EXERCISE DESCRIPTION: The answer must consist of the records, repeated exactly.
__________________________________________________
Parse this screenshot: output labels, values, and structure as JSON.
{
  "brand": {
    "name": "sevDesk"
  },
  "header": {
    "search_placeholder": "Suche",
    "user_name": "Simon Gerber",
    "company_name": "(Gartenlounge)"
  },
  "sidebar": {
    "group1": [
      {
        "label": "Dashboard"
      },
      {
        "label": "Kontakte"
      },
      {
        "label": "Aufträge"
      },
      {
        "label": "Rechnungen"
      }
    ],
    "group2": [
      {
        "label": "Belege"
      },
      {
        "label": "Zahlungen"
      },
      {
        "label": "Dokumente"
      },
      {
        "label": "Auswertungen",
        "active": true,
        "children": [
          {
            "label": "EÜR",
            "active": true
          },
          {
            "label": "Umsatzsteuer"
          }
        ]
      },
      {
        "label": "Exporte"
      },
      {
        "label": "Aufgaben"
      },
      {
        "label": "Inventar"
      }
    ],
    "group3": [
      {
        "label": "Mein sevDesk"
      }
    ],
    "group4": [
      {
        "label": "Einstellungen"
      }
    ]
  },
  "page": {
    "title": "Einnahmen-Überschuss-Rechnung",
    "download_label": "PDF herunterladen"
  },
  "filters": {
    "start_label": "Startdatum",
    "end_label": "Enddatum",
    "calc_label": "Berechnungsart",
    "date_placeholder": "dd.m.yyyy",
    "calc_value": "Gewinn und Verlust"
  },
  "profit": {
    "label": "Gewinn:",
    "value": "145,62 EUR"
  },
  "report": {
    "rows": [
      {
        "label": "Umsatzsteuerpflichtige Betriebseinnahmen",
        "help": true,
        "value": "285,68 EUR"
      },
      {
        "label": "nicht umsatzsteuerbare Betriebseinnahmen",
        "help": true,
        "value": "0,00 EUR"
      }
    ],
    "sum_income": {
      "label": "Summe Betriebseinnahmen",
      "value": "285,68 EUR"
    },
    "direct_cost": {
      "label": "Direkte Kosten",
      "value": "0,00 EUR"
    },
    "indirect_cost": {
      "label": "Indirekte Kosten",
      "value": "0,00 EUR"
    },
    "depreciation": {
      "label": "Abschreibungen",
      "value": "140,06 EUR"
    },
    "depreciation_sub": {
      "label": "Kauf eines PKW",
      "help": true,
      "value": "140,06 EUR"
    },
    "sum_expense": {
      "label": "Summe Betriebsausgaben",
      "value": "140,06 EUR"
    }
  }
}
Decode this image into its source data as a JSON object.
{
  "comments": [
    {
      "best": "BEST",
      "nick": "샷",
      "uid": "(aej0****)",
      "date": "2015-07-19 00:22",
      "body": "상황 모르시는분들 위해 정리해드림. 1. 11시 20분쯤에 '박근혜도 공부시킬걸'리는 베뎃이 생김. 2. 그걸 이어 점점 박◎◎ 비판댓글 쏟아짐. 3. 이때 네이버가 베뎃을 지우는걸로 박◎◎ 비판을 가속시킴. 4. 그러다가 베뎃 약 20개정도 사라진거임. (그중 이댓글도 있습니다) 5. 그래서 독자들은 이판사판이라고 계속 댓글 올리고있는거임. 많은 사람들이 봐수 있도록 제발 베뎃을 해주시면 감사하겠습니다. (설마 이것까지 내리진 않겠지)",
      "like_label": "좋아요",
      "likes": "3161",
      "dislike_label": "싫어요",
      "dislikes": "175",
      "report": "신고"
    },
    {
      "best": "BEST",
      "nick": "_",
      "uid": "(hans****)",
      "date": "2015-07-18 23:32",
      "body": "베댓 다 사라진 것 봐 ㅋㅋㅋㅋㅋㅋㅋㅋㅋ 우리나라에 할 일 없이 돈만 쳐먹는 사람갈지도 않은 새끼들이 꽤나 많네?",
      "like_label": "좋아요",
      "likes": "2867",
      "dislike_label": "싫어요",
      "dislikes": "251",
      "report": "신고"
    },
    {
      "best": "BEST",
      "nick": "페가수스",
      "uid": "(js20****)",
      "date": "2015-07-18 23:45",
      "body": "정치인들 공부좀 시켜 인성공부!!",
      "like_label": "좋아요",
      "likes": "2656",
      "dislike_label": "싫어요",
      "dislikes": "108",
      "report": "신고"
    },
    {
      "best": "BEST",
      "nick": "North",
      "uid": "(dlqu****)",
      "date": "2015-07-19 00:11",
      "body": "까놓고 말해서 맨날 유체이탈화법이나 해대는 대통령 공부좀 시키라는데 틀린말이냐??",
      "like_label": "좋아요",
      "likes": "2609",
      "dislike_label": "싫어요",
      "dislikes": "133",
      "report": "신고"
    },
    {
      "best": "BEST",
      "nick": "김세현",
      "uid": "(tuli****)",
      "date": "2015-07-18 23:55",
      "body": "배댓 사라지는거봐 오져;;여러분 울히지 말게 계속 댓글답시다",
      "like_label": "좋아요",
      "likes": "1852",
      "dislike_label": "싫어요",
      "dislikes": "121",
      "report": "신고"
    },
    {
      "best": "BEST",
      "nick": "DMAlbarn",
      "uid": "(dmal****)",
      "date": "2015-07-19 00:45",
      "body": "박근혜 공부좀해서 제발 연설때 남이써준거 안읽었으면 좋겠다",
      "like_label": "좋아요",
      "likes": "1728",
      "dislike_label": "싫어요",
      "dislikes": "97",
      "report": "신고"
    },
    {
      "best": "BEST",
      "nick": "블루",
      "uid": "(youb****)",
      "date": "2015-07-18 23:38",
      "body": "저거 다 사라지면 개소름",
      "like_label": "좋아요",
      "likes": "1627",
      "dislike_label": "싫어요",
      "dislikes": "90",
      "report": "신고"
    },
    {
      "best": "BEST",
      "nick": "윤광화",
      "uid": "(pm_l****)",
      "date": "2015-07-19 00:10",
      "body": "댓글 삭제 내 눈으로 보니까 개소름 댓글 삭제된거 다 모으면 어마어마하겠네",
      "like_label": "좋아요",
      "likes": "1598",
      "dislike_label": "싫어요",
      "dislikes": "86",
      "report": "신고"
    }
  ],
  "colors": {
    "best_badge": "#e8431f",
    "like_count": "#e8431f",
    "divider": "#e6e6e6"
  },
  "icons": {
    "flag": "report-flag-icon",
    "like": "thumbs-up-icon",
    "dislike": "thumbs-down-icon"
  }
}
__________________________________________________
OUTPUT FOR THIS EXERCISE:
Parse this screenshot: output labels, values, and structure as JSON.
{
  "brand": {
    "name": "sevDesk"
  },
  "header": {
    "search_placeholder": "Suche",
    "user_name": "Simon Gerber",
    "company_name": "(Gartenlounge)"
  },
  "sidebar": {
    "group1": [
      {
        "label": "Dashboard"
      },
      {
        "label": "Kontakte"
      },
      {
        "label": "Aufträge"
      },
      {
        "label": "Rechnungen"
      }
    ],
    "group2": [
      {
        "label": "Belege"
      },
      {
        "label": "Zahlungen"
      },
      {
        "label": "Dokumente"
      },
      {
        "label": "Auswertungen",
        "active": true,
        "children": [
          {
            "label": "EÜR",
            "active": true
          },
          {
            "label": "Umsatzsteuer"
          }
        ]
      },
      {
        "label": "Exporte"
      },
      {
        "label": "Aufgaben"
      },
      {
        "label": "Inventar"
      }
    ],
    "group3": [
      {
        "label": "Mein sevDesk"
      }
    ],
    "group4": [
      {
        "label": "Einstellungen"
      }
    ]
  },
  "page": {
    "title": "Einnahmen-Überschuss-Rechnung",
    "download_label": "PDF herunterladen"
  },
  "filters": {
    "start_label": "Startdatum",
    "end_label": "Enddatum",
    "calc_label": "Berechnungsart",
    "date_placeholder": "dd.m.yyyy",
    "calc_value": "Gewinn und Verlust"
  },
  "profit": {
    "label": "Gewinn:",
    "value": "145,62 EUR"
  },
  "report": {
    "rows": [
      {
        "label": "Umsatzsteuerpflichtige Betriebseinnahmen",
        "help": true,
        "value": "285,68 EUR"
      },
      {
        "label": "nicht umsatzsteuerbare Betriebseinnahmen",
        "help": true,
        "value": "0,00 EUR"
      }
    ],
    "sum_income": {
      "label": "Summe Betriebseinnahmen",
      "value": "285,68 EUR"
    },
    "direct_cost": {
      "label": "Direkte Kosten",
      "value": "0,00 EUR"
    },
    "indirect_cost": {
      "label": "Indirekte Kosten",
      "value": "0,00 EUR"
    },
    "depreciation": {
      "label": "Abschreibungen",
      "value": "140,06 EUR"
    },
    "depreciation_sub": {
      "label": "Kauf eines PKW",
      "help": true,
      "value": "140,06 EUR"
    },
    "sum_expense": {
      "label": "Summe Betriebsausgaben",
      "value": "140,06 EUR"
    }
  }
}
Decode this image into its source data as a JSON object.
{
  "comments": [
    {
      "best": "BEST",
      "nick": "샷",
      "uid": "(aej0****)",
      "date": "2015-07-19 00:22",
      "body": "상황 모르시는분들 위해 정리해드림. 1. 11시 20분쯤에 '박근혜도 공부시킬걸'리는 베뎃이 생김. 2. 그걸 이어 점점 박◎◎ 비판댓글 쏟아짐. 3. 이때 네이버가 베뎃을 지우는걸로 박◎◎ 비판을 가속시킴. 4. 그러다가 베뎃 약 20개정도 사라진거임. (그중 이댓글도 있습니다) 5. 그래서 독자들은 이판사판이라고 계속 댓글 올리고있는거임. 많은 사람들이 봐수 있도록 제발 베뎃을 해주시면 감사하겠습니다. (설마 이것까지 내리진 않겠지)",
      "like_label": "좋아요",
      "likes": "3161",
      "dislike_label": "싫어요",
      "dislikes": "175",
      "report": "신고"
    },
    {
      "best": "BEST",
      "nick": "_",
      "uid": "(hans****)",
      "date": "2015-07-18 23:32",
      "body": "베댓 다 사라진 것 봐 ㅋㅋㅋㅋㅋㅋㅋㅋㅋ 우리나라에 할 일 없이 돈만 쳐먹는 사람갈지도 않은 새끼들이 꽤나 많네?",
      "like_label": "좋아요",
      "likes": "2867",
      "dislike_label": "싫어요",
      "dislikes": "251",
      "report": "신고"
    },
    {
      "best": "BEST",
      "nick": "페가수스",
      "uid": "(js20****)",
      "date": "2015-07-18 23:45",
      "body": "정치인들 공부좀 시켜 인성공부!!",
      "like_label": "좋아요",
      "likes": "2656",
      "dislike_label": "싫어요",
      "dislikes": "108",
      "report": "신고"
    },
    {
      "best": "BEST",
      "nick": "North",
      "uid": "(dlqu****)",
      "date": "2015-07-19 00:11",
      "body": "까놓고 말해서 맨날 유체이탈화법이나 해대는 대통령 공부좀 시키라는데 틀린말이냐??",
      "like_label": "좋아요",
      "likes": "2609",
      "dislike_label": "싫어요",
      "dislikes": "133",
      "report": "신고"
    },
    {
      "best": "BEST",
      "nick": "김세현",
      "uid": "(tuli****)",
      "date": "2015-07-18 23:55",
      "body": "배댓 사라지는거봐 오져;;여러분 울히지 말게 계속 댓글답시다",
      "like_label": "좋아요",
      "likes": "1852",
      "dislike_label": "싫어요",
      "dislikes": "121",
      "report": "신고"
    },
    {
      "best": "BEST",
      "nick": "DMAlbarn",
      "uid": "(dmal****)",
      "date": "2015-07-19 00:45",
      "body": "박근혜 공부좀해서 제발 연설때 남이써준거 안읽었으면 좋겠다",
      "like_label": "좋아요",
      "likes": "1728",
      "dislike_label": "싫어요",
      "dislikes": "97",
      "report": "신고"
    },
    {
      "best": "BEST",
      "nick": "블루",
      "uid": "(youb****)",
      "date": "2015-07-18 23:38",
      "body": "저거 다 사라지면 개소름",
      "like_label": "좋아요",
      "likes": "1627",
      "dislike_label": "싫어요",
      "dislikes": "90",
      "report": "신고"
    },
    {
      "best": "BEST",
      "nick": "윤광화",
      "uid": "(pm_l****)",
      "date": "2015-07-19 00:10",
      "body": "댓글 삭제 내 눈으로 보니까 개소름 댓글 삭제된거 다 모으면 어마어마하겠네",
      "like_label": "좋아요",
      "likes": "1598",
      "dislike_label": "싫어요",
      "dislikes": "86",
      "report": "신고"
    }
  ],
  "colors": {
    "best_badge": "#e8431f",
    "like_count": "#e8431f",
    "divider": "#e6e6e6"
  },
  "icons": {
    "flag": "report-flag-icon",
    "like": "thumbs-up-icon",
    "dislike": "thumbs-down-icon"
  }
}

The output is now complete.